- Exercise instructions -
Where the data below contains pictures, omit them; output the rest word for word.

- Records shown -
========================================================================

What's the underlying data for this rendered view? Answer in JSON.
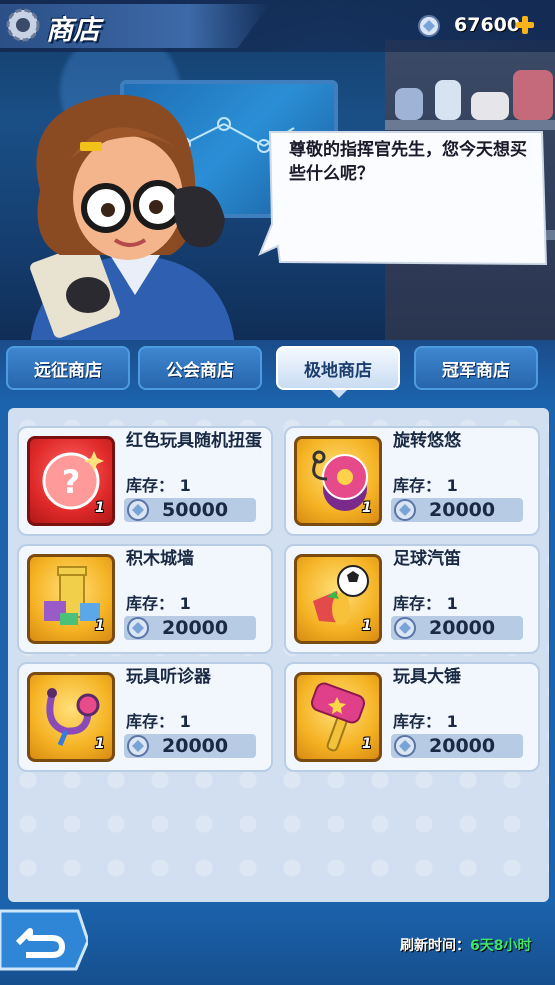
{
  "header": {
    "title": "商店",
    "currency": {
      "icon": "coin-icon",
      "amount": "67600"
    }
  },
  "npc": {
    "speech": "尊敬的指挥官先生，您今天想买些什么呢？"
  },
  "tabs": [
    {
      "label": "远征商店",
      "active": false
    },
    {
      "label": "公会商店",
      "active": false
    },
    {
      "label": "极地商店",
      "active": true
    },
    {
      "label": "冠军商店",
      "active": false
    }
  ],
  "items": [
    {
      "name": "红色玩具随机扭蛋",
      "stock_label": "库存：",
      "stock": "1",
      "price": "50000",
      "qty": "1",
      "icon": "red-capsule-icon"
    },
    {
      "name": "旋转悠悠",
      "stock_label": "库存：",
      "stock": "1",
      "price": "20000",
      "qty": "1",
      "icon": "yoyo-icon"
    },
    {
      "name": "积木城墙",
      "stock_label": "库存：",
      "stock": "1",
      "price": "20000",
      "qty": "1",
      "icon": "block-castle-icon"
    },
    {
      "name": "足球汽笛",
      "stock_label": "库存：",
      "stock": "1",
      "price": "20000",
      "qty": "1",
      "icon": "soccer-horn-icon"
    },
    {
      "name": "玩具听诊器",
      "stock_label": "库存：",
      "stock": "1",
      "price": "20000",
      "qty": "1",
      "icon": "stethoscope-icon"
    },
    {
      "name": "玩具大锤",
      "stock_label": "库存：",
      "stock": "1",
      "price": "20000",
      "qty": "1",
      "icon": "toy-hammer-icon"
    }
  ],
  "footer": {
    "refresh_label": "刷新时间：",
    "refresh_value": "6天8小时"
  },
  "colors": {
    "accent": "#1b63ad",
    "gold": "#f5b324",
    "refresh": "#3fe46a"
  }
}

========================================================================

- Exercise result -
What's the underlying data for this rendered view? Answer in JSON.
{
  "header": {
    "title": "商店",
    "currency": {
      "icon": "coin-icon",
      "amount": "67600"
    }
  },
  "npc": {
    "speech": "尊敬的指挥官先生，您今天想买些什么呢？"
  },
  "tabs": [
    {
      "label": "远征商店",
      "active": false
    },
    {
      "label": "公会商店",
      "active": false
    },
    {
      "label": "极地商店",
      "active": true
    },
    {
      "label": "冠军商店",
      "active": false
    }
  ],
  "items": [
    {
      "name": "红色玩具随机扭蛋",
      "stock_label": "库存：",
      "stock": "1",
      "price": "50000",
      "qty": "1",
      "icon": "red-capsule-icon"
    },
    {
      "name": "旋转悠悠",
      "stock_label": "库存：",
      "stock": "1",
      "price": "20000",
      "qty": "1",
      "icon": "yoyo-icon"
    },
    {
      "name": "积木城墙",
      "stock_label": "库存：",
      "stock": "1",
      "price": "20000",
      "qty": "1",
      "icon": "block-castle-icon"
    },
    {
      "name": "足球汽笛",
      "stock_label": "库存：",
      "stock": "1",
      "price": "20000",
      "qty": "1",
      "icon": "soccer-horn-icon"
    },
    {
      "name": "玩具听诊器",
      "stock_label": "库存：",
      "stock": "1",
      "price": "20000",
      "qty": "1",
      "icon": "stethoscope-icon"
    },
    {
      "name": "玩具大锤",
      "stock_label": "库存：",
      "stock": "1",
      "price": "20000",
      "qty": "1",
      "icon": "toy-hammer-icon"
    }
  ],
  "footer": {
    "refresh_label": "刷新时间：",
    "refresh_value": "6天8小时"
  },
  "colors": {
    "accent": "#1b63ad",
    "gold": "#f5b324",
    "refresh": "#3fe46a"
  }
}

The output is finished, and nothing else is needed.